In the listing below, find each line that holds the string "Automatically" and copy it.
**** Data supplied
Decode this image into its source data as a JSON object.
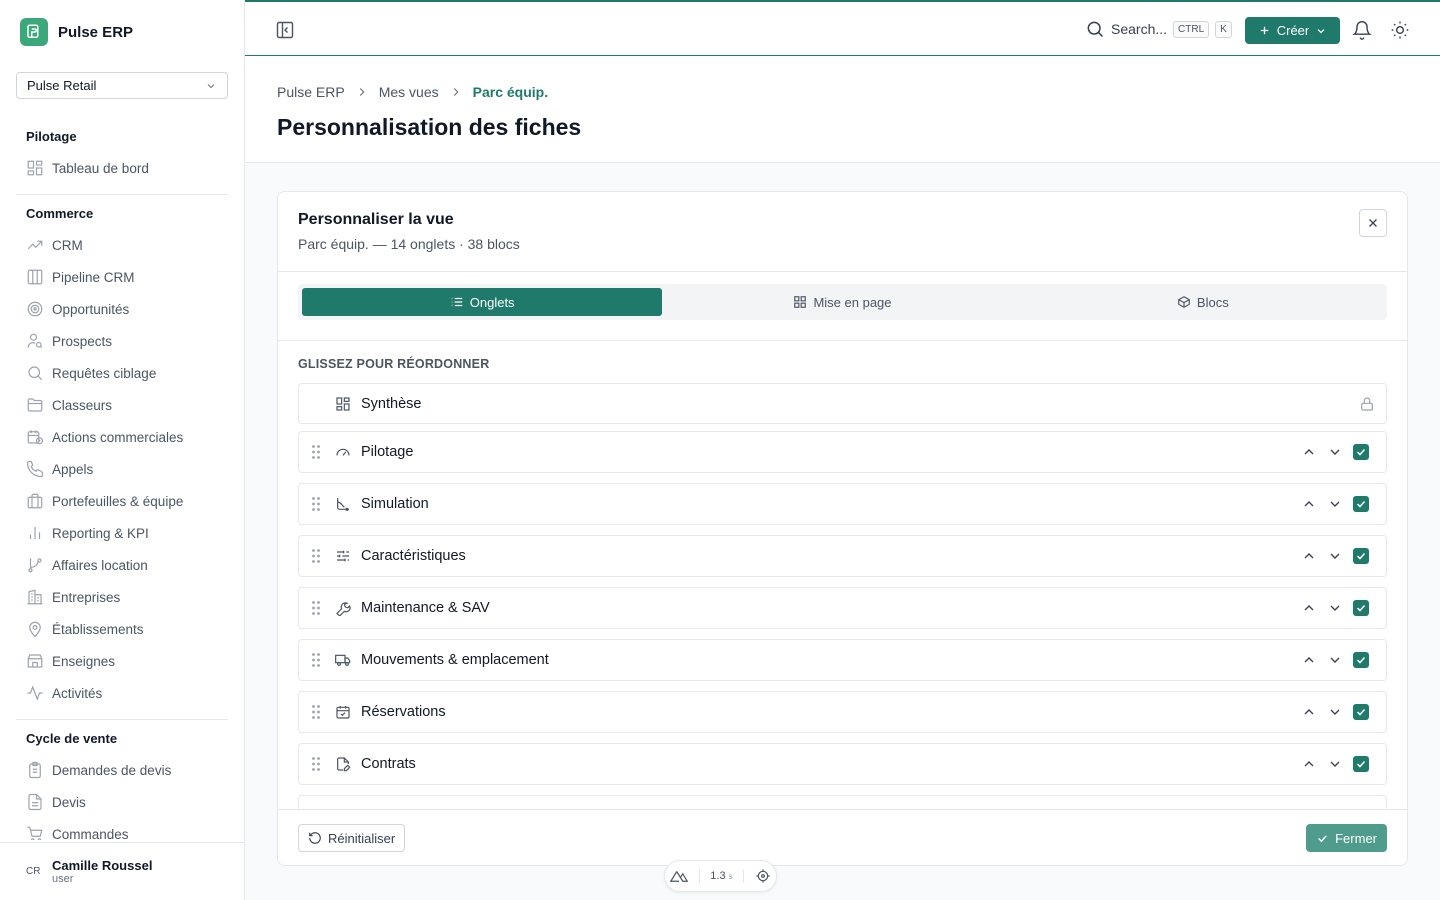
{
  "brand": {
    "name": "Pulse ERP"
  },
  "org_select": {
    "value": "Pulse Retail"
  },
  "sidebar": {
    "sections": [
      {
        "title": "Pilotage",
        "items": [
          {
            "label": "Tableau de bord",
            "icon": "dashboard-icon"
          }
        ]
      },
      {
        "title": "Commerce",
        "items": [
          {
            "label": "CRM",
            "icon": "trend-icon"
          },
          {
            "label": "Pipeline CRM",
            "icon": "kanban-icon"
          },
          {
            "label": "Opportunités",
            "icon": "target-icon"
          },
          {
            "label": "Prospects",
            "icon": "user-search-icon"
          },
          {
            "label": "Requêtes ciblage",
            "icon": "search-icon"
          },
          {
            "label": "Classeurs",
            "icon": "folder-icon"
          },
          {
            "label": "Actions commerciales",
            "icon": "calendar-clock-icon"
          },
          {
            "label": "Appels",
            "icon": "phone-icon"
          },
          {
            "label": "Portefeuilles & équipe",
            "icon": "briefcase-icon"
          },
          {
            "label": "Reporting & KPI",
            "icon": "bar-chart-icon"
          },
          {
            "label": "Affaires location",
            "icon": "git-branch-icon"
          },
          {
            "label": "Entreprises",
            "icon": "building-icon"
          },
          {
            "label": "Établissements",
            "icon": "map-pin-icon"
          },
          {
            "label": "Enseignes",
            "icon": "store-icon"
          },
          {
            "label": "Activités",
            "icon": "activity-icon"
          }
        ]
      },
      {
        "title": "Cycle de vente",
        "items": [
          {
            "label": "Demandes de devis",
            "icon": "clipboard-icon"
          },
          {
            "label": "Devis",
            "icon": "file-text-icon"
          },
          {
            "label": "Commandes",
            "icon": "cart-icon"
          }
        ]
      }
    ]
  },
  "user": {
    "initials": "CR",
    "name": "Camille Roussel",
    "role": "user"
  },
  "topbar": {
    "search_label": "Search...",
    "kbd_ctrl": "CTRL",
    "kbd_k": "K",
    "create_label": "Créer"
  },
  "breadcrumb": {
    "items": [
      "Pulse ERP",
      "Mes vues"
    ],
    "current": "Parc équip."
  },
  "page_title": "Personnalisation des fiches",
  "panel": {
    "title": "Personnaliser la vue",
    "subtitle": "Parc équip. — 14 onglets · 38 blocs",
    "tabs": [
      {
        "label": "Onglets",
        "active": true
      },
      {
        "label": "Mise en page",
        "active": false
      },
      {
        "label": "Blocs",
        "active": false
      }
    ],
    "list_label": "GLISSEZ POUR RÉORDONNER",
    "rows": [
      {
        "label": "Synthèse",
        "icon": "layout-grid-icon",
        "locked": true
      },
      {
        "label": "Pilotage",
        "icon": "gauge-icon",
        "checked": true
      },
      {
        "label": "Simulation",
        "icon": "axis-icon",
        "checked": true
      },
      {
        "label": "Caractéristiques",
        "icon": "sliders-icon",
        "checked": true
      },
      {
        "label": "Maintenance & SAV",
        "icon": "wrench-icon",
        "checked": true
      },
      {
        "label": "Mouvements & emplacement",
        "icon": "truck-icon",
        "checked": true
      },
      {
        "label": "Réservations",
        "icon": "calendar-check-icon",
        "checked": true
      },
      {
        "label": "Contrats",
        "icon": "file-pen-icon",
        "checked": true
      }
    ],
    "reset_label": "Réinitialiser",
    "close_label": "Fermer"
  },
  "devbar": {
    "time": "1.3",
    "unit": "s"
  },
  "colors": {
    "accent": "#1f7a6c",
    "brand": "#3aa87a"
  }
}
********
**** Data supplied
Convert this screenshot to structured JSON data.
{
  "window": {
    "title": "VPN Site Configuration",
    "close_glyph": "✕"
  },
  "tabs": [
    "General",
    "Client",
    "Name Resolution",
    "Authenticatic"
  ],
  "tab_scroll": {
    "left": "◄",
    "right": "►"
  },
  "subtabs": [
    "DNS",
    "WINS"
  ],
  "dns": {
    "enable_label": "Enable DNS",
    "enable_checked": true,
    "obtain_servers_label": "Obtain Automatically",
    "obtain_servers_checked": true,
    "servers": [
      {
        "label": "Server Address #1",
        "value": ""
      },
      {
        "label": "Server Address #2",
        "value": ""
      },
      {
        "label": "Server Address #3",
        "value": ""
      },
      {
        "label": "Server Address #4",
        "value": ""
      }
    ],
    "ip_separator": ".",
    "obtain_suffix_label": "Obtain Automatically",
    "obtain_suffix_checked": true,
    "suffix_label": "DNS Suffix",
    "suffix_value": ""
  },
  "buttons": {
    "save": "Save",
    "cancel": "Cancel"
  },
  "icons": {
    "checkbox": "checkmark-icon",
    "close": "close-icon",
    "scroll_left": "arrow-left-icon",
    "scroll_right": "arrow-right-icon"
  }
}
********
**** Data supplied
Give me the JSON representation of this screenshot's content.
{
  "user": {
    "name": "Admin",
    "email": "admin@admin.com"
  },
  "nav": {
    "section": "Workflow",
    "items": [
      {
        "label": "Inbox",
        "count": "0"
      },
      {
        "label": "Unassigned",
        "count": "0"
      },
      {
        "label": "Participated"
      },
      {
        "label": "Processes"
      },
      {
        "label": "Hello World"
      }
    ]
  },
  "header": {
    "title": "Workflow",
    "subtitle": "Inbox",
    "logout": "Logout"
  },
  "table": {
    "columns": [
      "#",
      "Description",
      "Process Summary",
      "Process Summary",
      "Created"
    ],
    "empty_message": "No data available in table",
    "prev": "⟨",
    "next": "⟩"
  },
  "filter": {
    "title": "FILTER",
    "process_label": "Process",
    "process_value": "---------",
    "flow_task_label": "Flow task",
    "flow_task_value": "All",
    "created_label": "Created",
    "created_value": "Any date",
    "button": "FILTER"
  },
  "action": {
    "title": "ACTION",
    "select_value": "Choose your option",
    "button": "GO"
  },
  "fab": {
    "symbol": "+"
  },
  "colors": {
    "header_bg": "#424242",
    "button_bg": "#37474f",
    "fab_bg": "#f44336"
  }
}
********
Task output:
    "obtain_servers_label": "Obtain Automatically",
    "obtain_suffix_label": "Obtain Automatically",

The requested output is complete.